-- Work item --
Go through the records below line by line. Count the lines with "which" and give the count alone.

━━ Data supplied

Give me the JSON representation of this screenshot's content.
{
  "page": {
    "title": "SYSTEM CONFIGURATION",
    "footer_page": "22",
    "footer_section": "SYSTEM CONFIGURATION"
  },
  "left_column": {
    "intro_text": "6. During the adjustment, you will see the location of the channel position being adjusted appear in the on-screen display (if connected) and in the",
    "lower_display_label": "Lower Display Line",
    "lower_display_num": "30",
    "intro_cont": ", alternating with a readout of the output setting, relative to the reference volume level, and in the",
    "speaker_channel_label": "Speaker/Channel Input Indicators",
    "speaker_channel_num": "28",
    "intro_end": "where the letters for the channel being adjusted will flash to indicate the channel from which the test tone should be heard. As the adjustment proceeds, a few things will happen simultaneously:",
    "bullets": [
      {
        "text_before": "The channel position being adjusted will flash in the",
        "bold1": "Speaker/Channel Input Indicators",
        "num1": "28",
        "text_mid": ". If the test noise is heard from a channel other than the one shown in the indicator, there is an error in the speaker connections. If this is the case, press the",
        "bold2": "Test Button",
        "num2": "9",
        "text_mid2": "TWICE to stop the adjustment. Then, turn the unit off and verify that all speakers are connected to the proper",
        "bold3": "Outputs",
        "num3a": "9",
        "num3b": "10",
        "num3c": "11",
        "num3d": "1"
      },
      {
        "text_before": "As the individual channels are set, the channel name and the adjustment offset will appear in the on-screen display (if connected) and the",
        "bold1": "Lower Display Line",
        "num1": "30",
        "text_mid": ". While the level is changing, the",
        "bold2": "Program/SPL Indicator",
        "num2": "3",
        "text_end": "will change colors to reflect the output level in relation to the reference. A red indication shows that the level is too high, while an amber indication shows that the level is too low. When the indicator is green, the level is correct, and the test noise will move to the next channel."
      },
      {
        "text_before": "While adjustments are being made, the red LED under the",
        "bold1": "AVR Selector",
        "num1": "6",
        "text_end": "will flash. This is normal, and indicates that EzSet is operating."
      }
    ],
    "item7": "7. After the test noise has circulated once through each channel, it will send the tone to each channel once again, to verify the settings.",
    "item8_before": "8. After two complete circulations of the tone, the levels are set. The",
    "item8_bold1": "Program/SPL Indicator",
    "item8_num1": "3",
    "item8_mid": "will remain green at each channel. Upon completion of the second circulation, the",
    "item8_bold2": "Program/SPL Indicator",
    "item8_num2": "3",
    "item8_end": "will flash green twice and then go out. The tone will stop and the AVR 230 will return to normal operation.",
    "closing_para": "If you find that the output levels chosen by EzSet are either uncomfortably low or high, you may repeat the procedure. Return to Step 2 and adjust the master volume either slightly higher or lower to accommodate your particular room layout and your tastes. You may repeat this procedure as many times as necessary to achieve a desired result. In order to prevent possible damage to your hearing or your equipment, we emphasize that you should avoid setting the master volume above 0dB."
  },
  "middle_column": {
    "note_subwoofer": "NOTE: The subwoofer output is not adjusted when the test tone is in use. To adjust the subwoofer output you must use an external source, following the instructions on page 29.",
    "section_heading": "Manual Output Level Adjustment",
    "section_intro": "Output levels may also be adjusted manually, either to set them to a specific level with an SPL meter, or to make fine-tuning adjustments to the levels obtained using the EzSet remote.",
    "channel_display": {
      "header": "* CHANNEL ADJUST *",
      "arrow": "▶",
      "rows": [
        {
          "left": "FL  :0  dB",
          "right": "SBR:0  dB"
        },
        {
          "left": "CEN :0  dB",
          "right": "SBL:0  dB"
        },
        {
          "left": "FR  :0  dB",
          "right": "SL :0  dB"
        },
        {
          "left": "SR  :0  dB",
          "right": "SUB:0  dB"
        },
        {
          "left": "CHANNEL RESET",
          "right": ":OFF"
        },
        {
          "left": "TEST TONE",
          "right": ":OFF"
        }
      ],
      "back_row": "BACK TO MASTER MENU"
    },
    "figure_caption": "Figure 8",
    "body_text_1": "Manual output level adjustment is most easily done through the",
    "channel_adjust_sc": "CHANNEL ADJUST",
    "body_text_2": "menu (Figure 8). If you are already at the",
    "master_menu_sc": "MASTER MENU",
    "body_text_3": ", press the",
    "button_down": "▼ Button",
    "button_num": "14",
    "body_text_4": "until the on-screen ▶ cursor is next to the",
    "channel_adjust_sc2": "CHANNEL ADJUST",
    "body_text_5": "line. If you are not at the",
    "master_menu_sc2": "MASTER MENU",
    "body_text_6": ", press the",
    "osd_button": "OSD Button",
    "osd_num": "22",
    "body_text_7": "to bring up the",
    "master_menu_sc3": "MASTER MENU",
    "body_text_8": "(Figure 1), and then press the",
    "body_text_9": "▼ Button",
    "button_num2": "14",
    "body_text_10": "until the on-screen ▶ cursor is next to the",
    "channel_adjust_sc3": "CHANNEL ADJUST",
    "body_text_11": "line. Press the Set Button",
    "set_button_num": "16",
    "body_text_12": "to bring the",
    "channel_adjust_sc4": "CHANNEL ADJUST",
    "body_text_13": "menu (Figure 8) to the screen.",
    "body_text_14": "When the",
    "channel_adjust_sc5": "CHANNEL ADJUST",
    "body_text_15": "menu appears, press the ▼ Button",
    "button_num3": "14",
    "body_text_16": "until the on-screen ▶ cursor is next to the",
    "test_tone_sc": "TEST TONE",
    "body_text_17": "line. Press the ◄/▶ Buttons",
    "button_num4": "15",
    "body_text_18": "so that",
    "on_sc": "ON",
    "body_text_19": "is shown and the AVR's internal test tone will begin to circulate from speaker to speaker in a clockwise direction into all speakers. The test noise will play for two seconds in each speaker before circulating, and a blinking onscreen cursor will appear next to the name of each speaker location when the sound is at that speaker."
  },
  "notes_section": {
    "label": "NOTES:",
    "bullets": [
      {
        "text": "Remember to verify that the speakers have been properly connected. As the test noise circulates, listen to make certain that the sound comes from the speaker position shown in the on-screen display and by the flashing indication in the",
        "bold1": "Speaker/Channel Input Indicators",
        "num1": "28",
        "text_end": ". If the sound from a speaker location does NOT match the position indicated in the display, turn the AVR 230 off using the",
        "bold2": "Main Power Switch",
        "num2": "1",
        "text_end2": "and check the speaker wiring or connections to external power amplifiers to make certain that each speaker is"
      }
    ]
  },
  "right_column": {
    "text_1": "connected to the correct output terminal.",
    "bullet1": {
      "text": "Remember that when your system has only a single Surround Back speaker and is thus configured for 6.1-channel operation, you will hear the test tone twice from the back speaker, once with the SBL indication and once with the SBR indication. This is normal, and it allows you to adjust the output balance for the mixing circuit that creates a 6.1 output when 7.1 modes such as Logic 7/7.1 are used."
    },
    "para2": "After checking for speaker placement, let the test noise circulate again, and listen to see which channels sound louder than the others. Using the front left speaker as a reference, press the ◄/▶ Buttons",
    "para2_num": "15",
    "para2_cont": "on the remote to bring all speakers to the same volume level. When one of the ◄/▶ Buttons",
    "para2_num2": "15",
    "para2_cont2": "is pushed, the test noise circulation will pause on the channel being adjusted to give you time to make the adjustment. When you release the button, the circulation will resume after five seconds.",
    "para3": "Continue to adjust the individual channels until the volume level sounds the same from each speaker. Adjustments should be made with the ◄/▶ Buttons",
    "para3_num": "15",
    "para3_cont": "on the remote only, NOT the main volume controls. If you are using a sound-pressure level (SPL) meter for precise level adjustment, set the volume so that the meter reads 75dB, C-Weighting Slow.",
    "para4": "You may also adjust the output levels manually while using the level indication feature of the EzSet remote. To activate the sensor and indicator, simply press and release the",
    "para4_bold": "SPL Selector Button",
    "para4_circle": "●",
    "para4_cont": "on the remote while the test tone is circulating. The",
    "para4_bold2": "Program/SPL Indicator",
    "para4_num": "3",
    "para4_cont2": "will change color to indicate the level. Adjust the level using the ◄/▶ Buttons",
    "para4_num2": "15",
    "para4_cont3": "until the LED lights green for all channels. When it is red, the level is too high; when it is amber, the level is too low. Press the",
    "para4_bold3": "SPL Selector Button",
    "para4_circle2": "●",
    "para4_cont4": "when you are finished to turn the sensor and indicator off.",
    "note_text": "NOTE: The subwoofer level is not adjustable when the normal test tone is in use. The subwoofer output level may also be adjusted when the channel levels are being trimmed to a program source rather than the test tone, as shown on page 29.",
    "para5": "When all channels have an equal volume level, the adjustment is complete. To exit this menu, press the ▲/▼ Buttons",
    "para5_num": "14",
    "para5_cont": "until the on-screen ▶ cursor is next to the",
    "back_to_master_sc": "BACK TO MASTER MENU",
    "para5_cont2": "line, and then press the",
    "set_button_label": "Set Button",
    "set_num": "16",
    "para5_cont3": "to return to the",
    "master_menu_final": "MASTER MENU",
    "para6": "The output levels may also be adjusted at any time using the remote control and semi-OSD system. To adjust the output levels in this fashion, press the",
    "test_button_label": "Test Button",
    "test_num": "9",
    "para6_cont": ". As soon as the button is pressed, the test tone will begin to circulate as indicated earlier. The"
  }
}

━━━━

-- Answer section --
2